When I get to chat with people on Discord servers or Twitter, I often get asked: “How did you get into Minecraft?” When I answer them that my sons finally succeeded and got me into the game, their reply is usually a virtual nodding in agreement. Most of the adults playing Minecraft got into the game like I did, through their kids.
When I get to chat with people in Real Life(TM) (although recently only virtually as well), I often get asked: “You play Minecraft?” When I answer them that my sons finally succeeded and got me into the game, their reply is usually shaking their heads in wonder. Most of the adults not playing Minecraft don’t get that someone could play a game their kid’s play.

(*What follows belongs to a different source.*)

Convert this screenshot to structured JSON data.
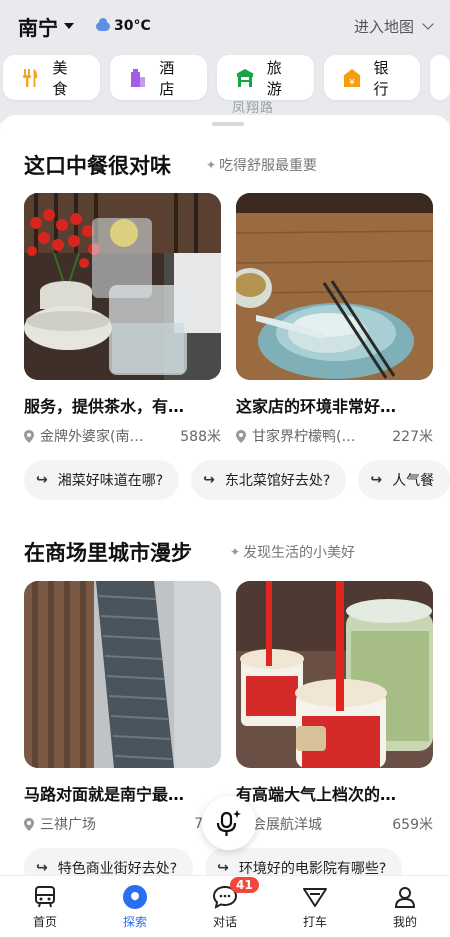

While I’m surprised at both the size and the age range of adults playing Minecraft, I’m less surprised at the reactions I get from non-players. Lots of them are gamers themselves, but they play “adult” games, like Call of Duty, Red Dead Redemption, Assasin’s Creed, or any of the other available games. But somehow Minecraft isn’t in the same league as the others for them. I asked a couple of colleagues and it turned out that quite a few had tried it in its infancy and after the original “It’s like an immersive Lego game” had worn off, they didn’t find it challenging enough or didn’t think the creative version had too much to offer.
So did I, in fact. When I was gaming more actively (i.e. before the kids ate into a huge chunk of computer time), I was mostly into first-person shooters. I loved Doom, Quake, Duke Nukem, Half-Life and Deus Ex, but my favourite was definitely Unreal Tournament. Believe it or not, we had a game server in my first company and spent many a fun evening fragging each other to bits. For a short time, I was even in a UT clan and specialised as a sniper.
With the kids around, I reduced my gaming time to zero. This was mostly because I didn’t want to reduce the time available for my biggest hobby, producing music, too much. As anyone with children knows, personal time is at a premium when they are in their infancy. I guess the majority of parents find the adjustment to becoming a mum or dad one of the biggest changes in your life. Everything is turned upside down. And gaming fell by the wayside, not missed at all.
Kids, of course, get into gaming super fast and as his friends discovered Minecraft Pocket Edition, the chorus of “Can I have it, too, please?” followed me around the house for weeks. Finally, I gave in. I tried it. I couldn’t see what the fuss was about. But it seemed pretty harmless, so it was ok.
Minecraft Java came and again, the chorus of “Can I have it, too, please?” followed me around the house. Once more I gave in, tried it and found it quite boring. I did interact with it several times and must have watched endless episodes of Stumpy, but I never got into it.
So, what changed? First of all, I started gaming again last year and once more made my way through the ill-fated underground Mesa laboratories of Half-Life. Secondly, Minecraft itself. My sons, playing on Java 1.14 showed me their builds and I was really astonished. The huge amounts for widely differing amounts of biomes. The wide variety of building blocks. The very interesting mobs. All this caught my attention.
I downloaded the game and tentatively made my first steps, aided by my sons, who showed me the ropes and were very proud to be able to teach their dad vital building skills. That was in November. Half a year has passed and I’ve grown into a real Minecraft enthusiast. I’ve found many like-minded parents on the internet. I’m active on several Minecraft related Discord servers. I have my own Minecraft related Twitter account and YouTube Channel. And two days ago I got accepted into the great family that is AdultsCraft, servers where adults play Minecraft. But all these are topics for their own articles.
So yes, I’m firmly in the group that thinks Minecraft is not just for kids. I think that this really is a game for all ages. Furthermore, I specifically think that this game is ideal to share some screentime with your kids. It is a game where you can connect on a whole new level you would otherwise miss out on. So go and let your kids show you what you are missing!
For now, it’s NowoCraft over and out!
I leave you with this video showing my journey into the game.